**YOUR GOAL**
Each line below with the word "title" needs to be copied.

**DATA FOR THE TASK**
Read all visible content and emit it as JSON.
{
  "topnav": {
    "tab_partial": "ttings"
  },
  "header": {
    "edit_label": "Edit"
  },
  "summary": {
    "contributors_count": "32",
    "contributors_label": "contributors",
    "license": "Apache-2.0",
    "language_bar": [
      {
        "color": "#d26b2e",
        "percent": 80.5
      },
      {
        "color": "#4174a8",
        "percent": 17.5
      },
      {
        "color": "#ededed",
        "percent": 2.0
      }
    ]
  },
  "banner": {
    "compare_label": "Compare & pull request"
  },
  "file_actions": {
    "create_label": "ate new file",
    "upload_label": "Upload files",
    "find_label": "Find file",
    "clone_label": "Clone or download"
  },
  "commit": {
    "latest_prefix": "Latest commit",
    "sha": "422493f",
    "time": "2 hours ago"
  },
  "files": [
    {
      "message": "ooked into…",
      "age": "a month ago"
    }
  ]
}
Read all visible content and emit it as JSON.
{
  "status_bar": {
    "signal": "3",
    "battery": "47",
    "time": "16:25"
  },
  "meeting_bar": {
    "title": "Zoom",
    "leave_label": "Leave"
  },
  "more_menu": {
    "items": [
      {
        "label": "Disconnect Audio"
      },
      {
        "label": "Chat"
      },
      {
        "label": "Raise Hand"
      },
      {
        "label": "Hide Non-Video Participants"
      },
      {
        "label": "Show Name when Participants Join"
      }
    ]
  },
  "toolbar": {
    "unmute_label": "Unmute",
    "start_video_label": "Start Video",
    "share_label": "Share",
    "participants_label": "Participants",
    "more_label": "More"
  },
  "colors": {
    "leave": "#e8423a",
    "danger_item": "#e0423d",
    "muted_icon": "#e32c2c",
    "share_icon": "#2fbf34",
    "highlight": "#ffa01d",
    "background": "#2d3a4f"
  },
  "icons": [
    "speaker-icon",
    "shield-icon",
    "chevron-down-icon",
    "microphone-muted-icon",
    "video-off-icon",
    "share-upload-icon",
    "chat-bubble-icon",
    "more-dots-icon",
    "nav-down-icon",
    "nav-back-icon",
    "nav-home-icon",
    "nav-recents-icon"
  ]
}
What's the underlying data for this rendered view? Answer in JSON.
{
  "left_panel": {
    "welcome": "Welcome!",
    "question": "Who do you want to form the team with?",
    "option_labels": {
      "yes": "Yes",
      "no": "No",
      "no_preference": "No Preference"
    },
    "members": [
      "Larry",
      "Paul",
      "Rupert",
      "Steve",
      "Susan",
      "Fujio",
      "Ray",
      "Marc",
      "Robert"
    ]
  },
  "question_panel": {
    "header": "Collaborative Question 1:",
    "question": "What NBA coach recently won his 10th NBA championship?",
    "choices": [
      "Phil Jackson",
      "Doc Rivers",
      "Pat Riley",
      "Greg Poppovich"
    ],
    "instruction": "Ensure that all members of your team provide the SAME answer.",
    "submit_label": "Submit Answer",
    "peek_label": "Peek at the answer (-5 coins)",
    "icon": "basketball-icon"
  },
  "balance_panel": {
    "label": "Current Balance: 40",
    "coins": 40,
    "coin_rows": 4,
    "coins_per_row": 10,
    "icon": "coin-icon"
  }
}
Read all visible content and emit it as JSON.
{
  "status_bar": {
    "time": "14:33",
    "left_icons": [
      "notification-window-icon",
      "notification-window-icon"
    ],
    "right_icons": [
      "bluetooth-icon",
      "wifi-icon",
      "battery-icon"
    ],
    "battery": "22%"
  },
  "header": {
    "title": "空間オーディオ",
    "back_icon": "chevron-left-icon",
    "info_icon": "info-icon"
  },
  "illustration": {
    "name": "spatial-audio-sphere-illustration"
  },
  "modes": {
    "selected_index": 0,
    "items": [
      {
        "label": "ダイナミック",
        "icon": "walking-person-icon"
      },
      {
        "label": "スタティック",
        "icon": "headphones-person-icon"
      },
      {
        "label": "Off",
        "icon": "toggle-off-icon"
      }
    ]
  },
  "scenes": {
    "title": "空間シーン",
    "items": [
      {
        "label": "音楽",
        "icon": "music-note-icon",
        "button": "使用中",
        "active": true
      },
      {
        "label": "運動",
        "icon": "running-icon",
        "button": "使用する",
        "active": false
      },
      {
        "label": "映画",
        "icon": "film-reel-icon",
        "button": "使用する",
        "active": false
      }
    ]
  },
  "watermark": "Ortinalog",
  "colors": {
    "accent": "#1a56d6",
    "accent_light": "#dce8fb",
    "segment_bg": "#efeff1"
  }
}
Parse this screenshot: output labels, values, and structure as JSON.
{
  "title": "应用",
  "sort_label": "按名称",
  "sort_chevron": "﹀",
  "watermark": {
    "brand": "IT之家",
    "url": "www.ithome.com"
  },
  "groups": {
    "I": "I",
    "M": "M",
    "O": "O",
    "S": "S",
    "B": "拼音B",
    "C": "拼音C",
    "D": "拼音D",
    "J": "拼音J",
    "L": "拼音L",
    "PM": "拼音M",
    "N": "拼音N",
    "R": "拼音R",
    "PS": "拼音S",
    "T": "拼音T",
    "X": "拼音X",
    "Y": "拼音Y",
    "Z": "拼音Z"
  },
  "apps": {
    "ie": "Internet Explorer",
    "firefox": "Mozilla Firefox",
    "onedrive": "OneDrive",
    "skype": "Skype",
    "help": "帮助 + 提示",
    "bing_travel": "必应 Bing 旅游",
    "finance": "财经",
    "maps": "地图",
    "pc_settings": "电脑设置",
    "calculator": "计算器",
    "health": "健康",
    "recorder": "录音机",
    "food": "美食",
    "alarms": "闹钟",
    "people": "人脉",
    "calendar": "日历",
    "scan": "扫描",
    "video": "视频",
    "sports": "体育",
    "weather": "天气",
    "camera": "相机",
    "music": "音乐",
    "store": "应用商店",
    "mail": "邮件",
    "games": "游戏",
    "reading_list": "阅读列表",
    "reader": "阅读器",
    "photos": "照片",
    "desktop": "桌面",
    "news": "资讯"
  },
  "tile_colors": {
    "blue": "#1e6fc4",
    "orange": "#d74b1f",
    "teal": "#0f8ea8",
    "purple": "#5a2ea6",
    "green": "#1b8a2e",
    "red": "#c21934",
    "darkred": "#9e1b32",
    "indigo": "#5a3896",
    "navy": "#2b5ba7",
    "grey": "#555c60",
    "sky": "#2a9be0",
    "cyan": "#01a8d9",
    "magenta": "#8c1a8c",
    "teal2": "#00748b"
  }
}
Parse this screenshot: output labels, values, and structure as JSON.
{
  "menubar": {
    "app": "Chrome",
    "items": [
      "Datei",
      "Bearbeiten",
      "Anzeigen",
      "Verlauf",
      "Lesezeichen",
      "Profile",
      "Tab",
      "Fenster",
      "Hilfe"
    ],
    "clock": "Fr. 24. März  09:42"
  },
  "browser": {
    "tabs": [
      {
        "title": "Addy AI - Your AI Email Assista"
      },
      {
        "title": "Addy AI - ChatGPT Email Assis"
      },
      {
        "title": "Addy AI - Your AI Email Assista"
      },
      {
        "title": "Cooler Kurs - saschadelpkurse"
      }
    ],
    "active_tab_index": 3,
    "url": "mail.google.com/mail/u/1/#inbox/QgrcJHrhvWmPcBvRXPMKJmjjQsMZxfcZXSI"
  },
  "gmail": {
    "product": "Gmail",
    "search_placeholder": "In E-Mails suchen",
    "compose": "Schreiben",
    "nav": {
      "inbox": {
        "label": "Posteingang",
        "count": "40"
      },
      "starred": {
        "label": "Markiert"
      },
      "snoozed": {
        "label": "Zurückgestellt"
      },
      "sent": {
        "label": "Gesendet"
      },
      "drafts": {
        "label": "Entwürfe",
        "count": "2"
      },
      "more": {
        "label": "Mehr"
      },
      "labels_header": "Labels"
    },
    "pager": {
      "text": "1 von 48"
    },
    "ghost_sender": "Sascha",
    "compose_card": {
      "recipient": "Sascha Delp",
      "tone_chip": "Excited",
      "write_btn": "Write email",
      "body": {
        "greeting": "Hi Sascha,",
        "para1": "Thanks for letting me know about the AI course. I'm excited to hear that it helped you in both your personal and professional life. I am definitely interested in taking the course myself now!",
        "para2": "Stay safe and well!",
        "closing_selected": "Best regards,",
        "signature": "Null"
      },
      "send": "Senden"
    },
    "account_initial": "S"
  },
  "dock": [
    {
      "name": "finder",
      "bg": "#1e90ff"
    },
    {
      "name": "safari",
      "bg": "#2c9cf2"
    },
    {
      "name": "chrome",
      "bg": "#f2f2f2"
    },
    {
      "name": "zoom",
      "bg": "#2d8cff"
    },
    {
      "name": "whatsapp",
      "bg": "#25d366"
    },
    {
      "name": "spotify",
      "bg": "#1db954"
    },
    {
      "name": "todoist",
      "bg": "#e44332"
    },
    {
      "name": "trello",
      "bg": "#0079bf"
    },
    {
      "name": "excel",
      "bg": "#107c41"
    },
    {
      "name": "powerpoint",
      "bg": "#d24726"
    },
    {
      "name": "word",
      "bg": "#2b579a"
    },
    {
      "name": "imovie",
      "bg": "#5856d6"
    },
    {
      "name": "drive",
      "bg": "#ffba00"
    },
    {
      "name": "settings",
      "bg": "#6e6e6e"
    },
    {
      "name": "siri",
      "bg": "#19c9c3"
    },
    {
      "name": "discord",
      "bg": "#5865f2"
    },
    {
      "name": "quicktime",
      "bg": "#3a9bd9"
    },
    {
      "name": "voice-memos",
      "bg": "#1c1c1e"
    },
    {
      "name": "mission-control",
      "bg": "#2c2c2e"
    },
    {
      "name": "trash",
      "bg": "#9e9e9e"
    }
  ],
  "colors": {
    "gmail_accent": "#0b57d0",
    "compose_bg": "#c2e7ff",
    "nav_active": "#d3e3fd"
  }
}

**TASK RESULT**
    "title": "Zoom",
    "title": "空間オーディオ",
    "title": "空間シーン",
  "title": "应用",
        "title": "Addy AI - Your AI Email Assista"
        "title": "Addy AI - ChatGPT Email Assis"
        "title": "Addy AI - Your AI Email Assista"
        "title": "Cooler Kurs - saschadelpkurse"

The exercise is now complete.